In the blog last week, I introduced synthetic lethality as a potential strategy for cancer therapy which targets tumour cells whilst having no effect on healthy tissue. Another synthetic lethality paper has recently been published in Nature, this time targeting fumarate hydratase (FH)-deficient cells (Frezza et al., 2011). Mutations in FH cause Hereditary Leiomyomatosis Renal Cell Carcinoma (HLRCC), a syndrome related to BHD (see this previous blog post).
FH is a component of the TCA-cycle that catalyses the hydration of fumarate into malate. The TCA-cycle occurs in the mitochondria and is a major source of NADH. Until now, it has been unclear how FH-deficient cells, which lack a functional TCA-cycle, are able to survive. This new study by Frezza et al. identifies an alternative pathway by which FH-deficient cells can generate NADH. Furthermore, this pathway suggests a novel potential therapy for HLRCC.
The authors began by analysing TCA-cycle metabolites in Fh-/- cells. These cells were found to have an accumulation of fumarate, an increase in succinate and a decrease in malate and citrate. As expected, the steady-state levels of mitochondrial NADH were also lower. However, experiments showed that Fh-/- cells were still capable of generating and oxidising NADH.
In silico modelling was then used to reconstruct metabolic networks and to predict genes that are synthetically lethal with Fh. 24 genes were predicted to be synthetic lethal and 18 of these belong to the haem metabolism pathway, suggesting this pathway is crucial to the survival of FH-deficient cells. The haem pathway uses TCA-derived carbon to generate haem. This use of a TCA-cycle component allows continued flux through the cycle and therefore some generation of NADH.
Three of the predicted synthetic lethal genes were showed to be upregulated in Fh-/- cells. These were haem oxygenase 1 (Hmox1), biliverdin reductase B (Blvrb) and UDP-glucoronyl transferase 2b34 (Ugt2b34). Silencing of Hmox1 by short hairpin RNAs caused a reduction in the growth of Fh-/- cells, with little effect on control cells. To confirm that Hmox1 is synthetic lethal for Fh-/- cells, the Hmox1 inhibitor zinc protoporphyrin (ZnPP) was tested. As with Hmox1 silencing, ZnPP reduced the growth of Fh-/- cells and it also caused a decrease in mitochondrial NADH, whereas only a small change was observed in control cells.
Not only does this study identify a metabolic pathway that allows the survival of FH-deficient cells, it also indicates that inhibition of haem metabolism might be an effective therapy for HLRCC. It would be interesting to identify synthetic lethal genes in FLCN-deficient cells as a starting point for developing therapies for BHD syndrome.
- Frezza C, Zheng L, Folger O, Rajagopalan KN, Mackenzie ED, Jerby L, Micaroni M, Chaneton B, Adam J, Hedley A, Kalna G, Tomlinson IP, Pollard PJ, Watson DG, Deberardinis RJ, Shlomi T, Ruppin E, & Gottlieb E (2011). Haem oxygenase is synthetically lethal with the tumour suppressor fumarate hydratase.

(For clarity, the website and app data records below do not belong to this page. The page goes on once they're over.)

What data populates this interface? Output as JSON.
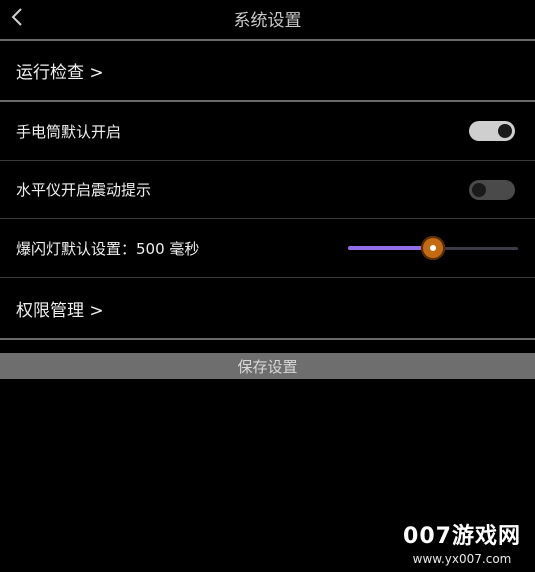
{
  "header": {
    "title": "系统设置",
    "back_icon": "chevron-left-icon"
  },
  "settings": {
    "run_check": {
      "label": "运行检查 >"
    },
    "flashlight": {
      "label": "手电筒默认开启",
      "enabled": true
    },
    "level_vibration": {
      "label": "水平仪开启震动提示",
      "enabled": false
    },
    "strobe": {
      "label": "爆闪灯默认设置：500 毫秒",
      "value_fraction": 0.5
    },
    "permissions": {
      "label": "权限管理 >"
    }
  },
  "save_button": {
    "label": "保存设置"
  },
  "colors": {
    "background": "#000000",
    "slider_fill": "#8f6ee6",
    "slider_thumb": "#c46a10",
    "toggle_on": "#cfcfcf",
    "toggle_off": "#4a4a4a",
    "save_bar": "#6e6e6e"
  },
  "watermark": {
    "brand": "007游戏网",
    "url": "www.yx007.com"
  }
}
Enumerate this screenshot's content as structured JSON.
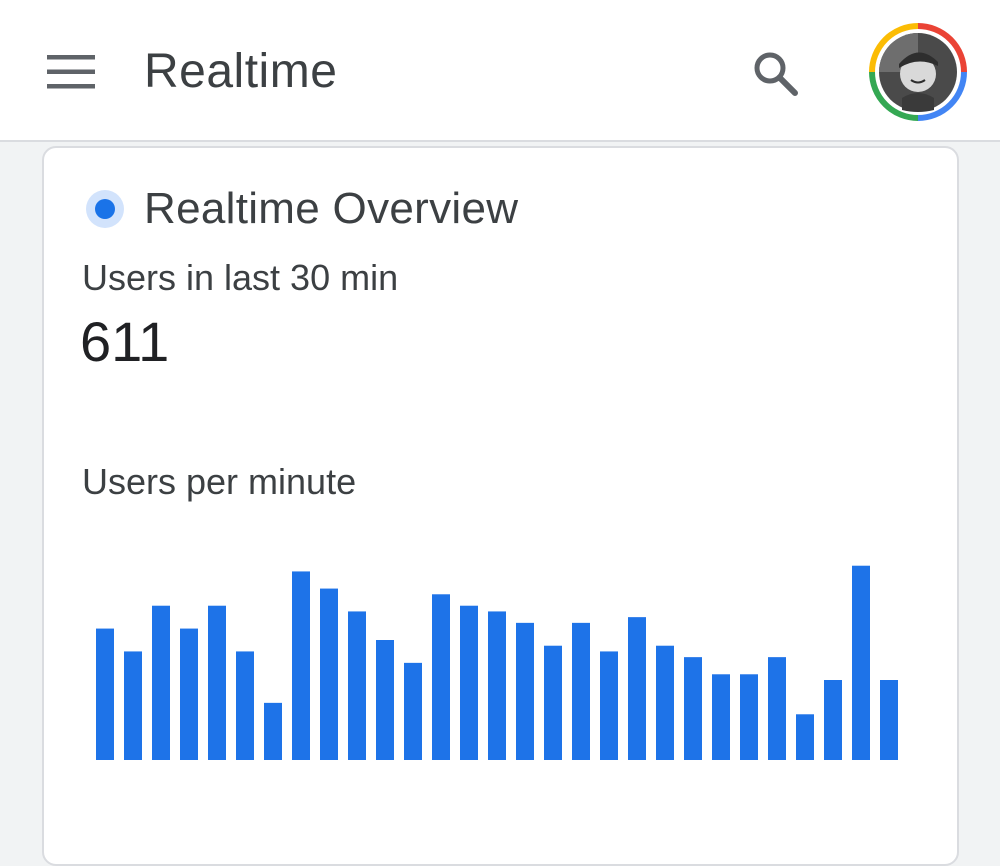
{
  "appbar": {
    "title": "Realtime",
    "menu_icon": "hamburger-menu-icon",
    "search_icon": "search-icon",
    "avatar_icon": "account-avatar"
  },
  "card": {
    "title": "Realtime Overview",
    "live_indicator_icon": "live-dot-icon",
    "metric_label": "Users in last 30 min",
    "metric_value": "611",
    "chart_label": "Users per minute"
  },
  "colors": {
    "accent": "#1a73e8",
    "bar": "#1e73e8",
    "title_text": "#3c4043",
    "background": "#f1f3f4"
  },
  "chart_data": {
    "type": "bar",
    "title": "Users per minute",
    "xlabel": "",
    "ylabel": "",
    "ylim": [
      0,
      35
    ],
    "grid": false,
    "values": [
      23,
      19,
      27,
      23,
      27,
      19,
      10,
      33,
      30,
      26,
      21,
      17,
      29,
      27,
      26,
      24,
      20,
      24,
      19,
      25,
      20,
      18,
      15,
      15,
      18,
      8,
      14,
      34,
      14
    ]
  }
}
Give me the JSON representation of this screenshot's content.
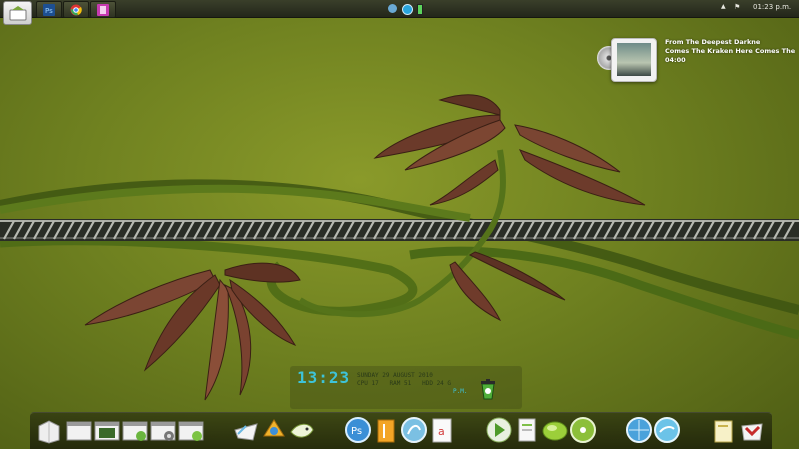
{
  "taskbar": {
    "start_button": "start-icon",
    "tasks": [
      "photoshop-icon",
      "chrome-icon",
      "notes-icon"
    ],
    "tray_icons": [
      "network-icon",
      "skype-icon",
      "battery-icon"
    ],
    "language_icon": "chevron-up-icon",
    "flag_icon": "flag-icon",
    "time": "01:23 p.m."
  },
  "now_playing": {
    "line1": "From The Deepest Darkne",
    "line2": "Comes The Kraken    Here Comes The",
    "elapsed": "04:00"
  },
  "clock": {
    "time": "13:23",
    "date": "SUNDAY 29 AUGUST 2010",
    "cpu_label": "CPU",
    "cpu_value": "17",
    "ram_label": "RAM",
    "ram_value": "51",
    "hdd_label": "HDD",
    "hdd_value": "24 G",
    "ampm": "P.M."
  },
  "dock": {
    "icons": [
      "computer-icon",
      "window-icon",
      "photo-window-icon",
      "download-window-icon",
      "settings-window-icon",
      "global-window-icon",
      "mail-icon",
      "messenger-icon",
      "bird-icon",
      "photoshop-icon",
      "illustrator-icon",
      "dreamweaver-icon",
      "acrobat-icon",
      "media-player-icon",
      "document-icon",
      "itunes-icon",
      "dvd-icon",
      "browser-icon",
      "twitter-icon",
      "folder-icon",
      "mail-client-icon"
    ]
  }
}
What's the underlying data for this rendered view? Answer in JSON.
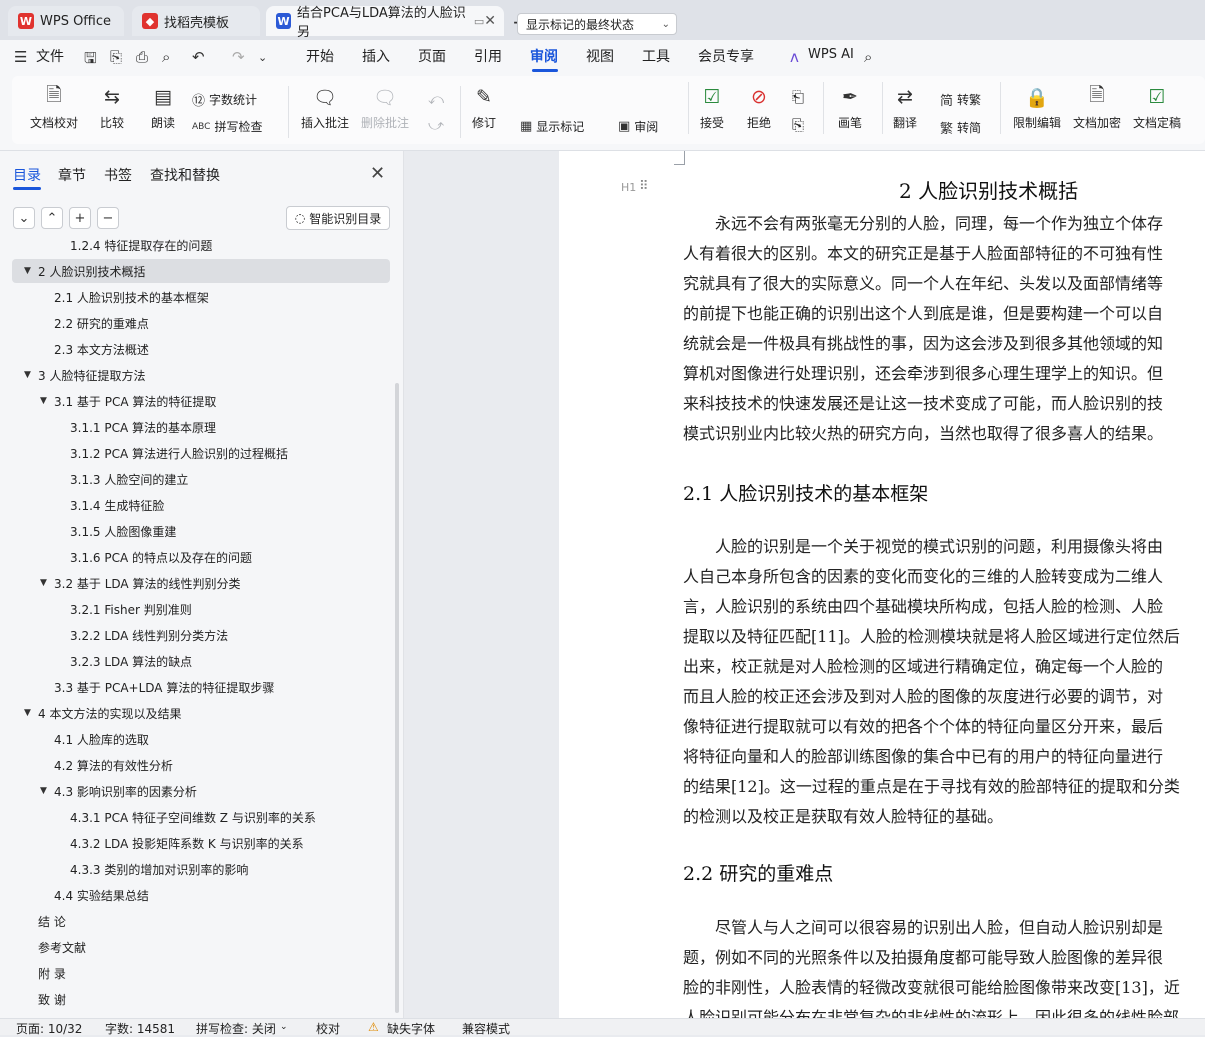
{
  "tabs": [
    {
      "label": "WPS Office",
      "icon": "wps-logo-icon",
      "color": "#e0332f"
    },
    {
      "label": "找稻壳模板",
      "icon": "docer-logo-icon",
      "color": "#e0332f"
    },
    {
      "label": "结合PCA与LDA算法的人脸识另",
      "icon": "word-doc-icon",
      "color": "#2c5ad6"
    }
  ],
  "menu": {
    "file": "文件",
    "items": [
      "开始",
      "插入",
      "页面",
      "引用",
      "审阅",
      "视图",
      "工具",
      "会员专享"
    ],
    "active": "审阅",
    "wps_ai": "WPS AI"
  },
  "ribbon": {
    "doc_check": "文档校对",
    "compare": "比较",
    "read_aloud": "朗读",
    "word_count": "字数统计",
    "spell_check": "拼写检查",
    "insert_comment": "插入批注",
    "delete_comment": "删除批注",
    "track": "修订",
    "markup_select": "显示标记的最终状态",
    "show_markup": "显示标记",
    "review_pane": "审阅",
    "accept": "接受",
    "reject": "拒绝",
    "pen": "画笔",
    "translate": "翻译",
    "to_traditional": "转繁",
    "to_simplified": "转简",
    "restrict_edit": "限制编辑",
    "doc_encrypt": "文档加密",
    "doc_finalize": "文档定稿"
  },
  "nav": {
    "tabs": [
      "目录",
      "章节",
      "书签",
      "查找和替换"
    ],
    "active_tab": "目录",
    "smart_toc": "智能识别目录",
    "toc": [
      {
        "text": "1.2.4  特征提取存在的问题",
        "level": 3,
        "caret": false
      },
      {
        "text": "2  人脸识别技术概括",
        "level": 1,
        "caret": true,
        "selected": true
      },
      {
        "text": "2.1  人脸识别技术的基本框架",
        "level": 2,
        "caret": false
      },
      {
        "text": "2.2  研究的重难点",
        "level": 2,
        "caret": false
      },
      {
        "text": "2.3  本文方法概述",
        "level": 2,
        "caret": false
      },
      {
        "text": "3  人脸特征提取方法",
        "level": 1,
        "caret": true
      },
      {
        "text": "3.1  基于 PCA 算法的特征提取",
        "level": 2,
        "caret": true
      },
      {
        "text": "3.1.1 PCA 算法的基本原理",
        "level": 3,
        "caret": false
      },
      {
        "text": "3.1.2 PCA 算法进行人脸识别的过程概括",
        "level": 3,
        "caret": false
      },
      {
        "text": "3.1.3  人脸空间的建立",
        "level": 3,
        "caret": false
      },
      {
        "text": "3.1.4  生成特征脸",
        "level": 3,
        "caret": false
      },
      {
        "text": "3.1.5  人脸图像重建",
        "level": 3,
        "caret": false
      },
      {
        "text": "3.1.6 PCA 的特点以及存在的问题",
        "level": 3,
        "caret": false
      },
      {
        "text": "3.2  基于 LDA 算法的线性判别分类",
        "level": 2,
        "caret": true
      },
      {
        "text": "3.2.1 Fisher 判别准则",
        "level": 3,
        "caret": false
      },
      {
        "text": "3.2.2 LDA 线性判别分类方法",
        "level": 3,
        "caret": false
      },
      {
        "text": "3.2.3 LDA 算法的缺点",
        "level": 3,
        "caret": false
      },
      {
        "text": "3.3  基于 PCA+LDA 算法的特征提取步骤",
        "level": 2,
        "caret": false
      },
      {
        "text": "4  本文方法的实现以及结果",
        "level": 1,
        "caret": true
      },
      {
        "text": "4.1  人脸库的选取",
        "level": 2,
        "caret": false
      },
      {
        "text": "4.2  算法的有效性分析",
        "level": 2,
        "caret": false
      },
      {
        "text": "4.3  影响识别率的因素分析",
        "level": 2,
        "caret": true
      },
      {
        "text": "4.3.1 PCA 特征子空间维数 Z 与识别率的关系",
        "level": 3,
        "caret": false
      },
      {
        "text": "4.3.2 LDA 投影矩阵系数 K 与识别率的关系",
        "level": 3,
        "caret": false
      },
      {
        "text": "4.3.3  类别的增加对识别率的影响",
        "level": 3,
        "caret": false
      },
      {
        "text": "4.4  实验结果总结",
        "level": 2,
        "caret": false
      },
      {
        "text": "结  论",
        "level": 1,
        "caret": false
      },
      {
        "text": "参考文献",
        "level": 1,
        "caret": false
      },
      {
        "text": "附  录",
        "level": 1,
        "caret": false
      },
      {
        "text": "致  谢",
        "level": 1,
        "caret": false
      }
    ]
  },
  "doc": {
    "heading_mark": "H1",
    "h1": "2  人脸识别技术概括",
    "p1": [
      "　　永远不会有两张毫无分别的人脸，同理，每一个作为独立个体存",
      "人有着很大的区别。本文的研究正是基于人脸面部特征的不可独有性",
      "究就具有了很大的实际意义。同一个人在年纪、头发以及面部情绪等",
      "的前提下也能正确的识别出这个人到底是谁，但是要构建一个可以自",
      "统就会是一件极具有挑战性的事，因为这会涉及到很多其他领域的知",
      "算机对图像进行处理识别，还会牵涉到很多心理生理学上的知识。但",
      "来科技技术的快速发展还是让这一技术变成了可能，而人脸识别的技",
      "模式识别业内比较火热的研究方向，当然也取得了很多喜人的结果。"
    ],
    "h2a": "2.1  人脸识别技术的基本框架",
    "p2": [
      "　　人脸的识别是一个关于视觉的模式识别的问题，利用摄像头将由",
      "人自己本身所包含的因素的变化而变化的三维的人脸转变成为二维人",
      "言，人脸识别的系统由四个基础模块所构成，包括人脸的检测、人脸",
      "提取以及特征匹配[11]。人脸的检测模块就是将人脸区域进行定位然后",
      "出来，校正就是对人脸检测的区域进行精确定位，确定每一个人脸的",
      "而且人脸的校正还会涉及到对人脸的图像的灰度进行必要的调节，对",
      "像特征进行提取就可以有效的把各个个体的特征向量区分开来，最后",
      "将特征向量和人的脸部训练图像的集合中已有的用户的特征向量进行",
      "的结果[12]。这一过程的重点是在于寻找有效的脸部特征的提取和分类",
      "的检测以及校正是获取有效人脸特征的基础。"
    ],
    "h2b": "2.2  研究的重难点",
    "p3": [
      "　　尽管人与人之间可以很容易的识别出人脸，但自动人脸识别却是",
      "题，例如不同的光照条件以及拍摄角度都可能导致人脸图像的差异很",
      "脸的非刚性，人脸表情的轻微改变就很可能给脸图像带来改变[13]，近",
      "人脸识别可能分布在非常复杂的非线性的流形上，因此很多的线性脸部"
    ]
  },
  "status": {
    "page": "页面: 10/32",
    "words": "字数: 14581",
    "spell": "拼写检查: 关闭",
    "proof": "校对",
    "missing_font": "缺失字体",
    "compat": "兼容模式"
  }
}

Nature PMID: 21849978
9 thoughts on “Synthetic lethality as a treatment for HLRCC”
I am just beginning to learn and research BHD Syndrome. The reason is I have Renal Cell Carcinoma with the Chromophobe sub-type. When I learn about the relationship of RCC and skin tags I was shocked because my mother had numerous skin tags. Could it be that she carried the defective gene that resulted in my RCC? Where do I go from here to learn more about this and my particular situation? Any help will be appreciated.
Dear Joyce, thank you for your question. Your RCC may be due to hereditary factors, but the only definitive way of knowing is to have a gene test. The best thing to do may be to talk about BHD syndrome with the doctor who is taking care of your kidneys. I will private message you more information about obtaining a gene test. Thank you.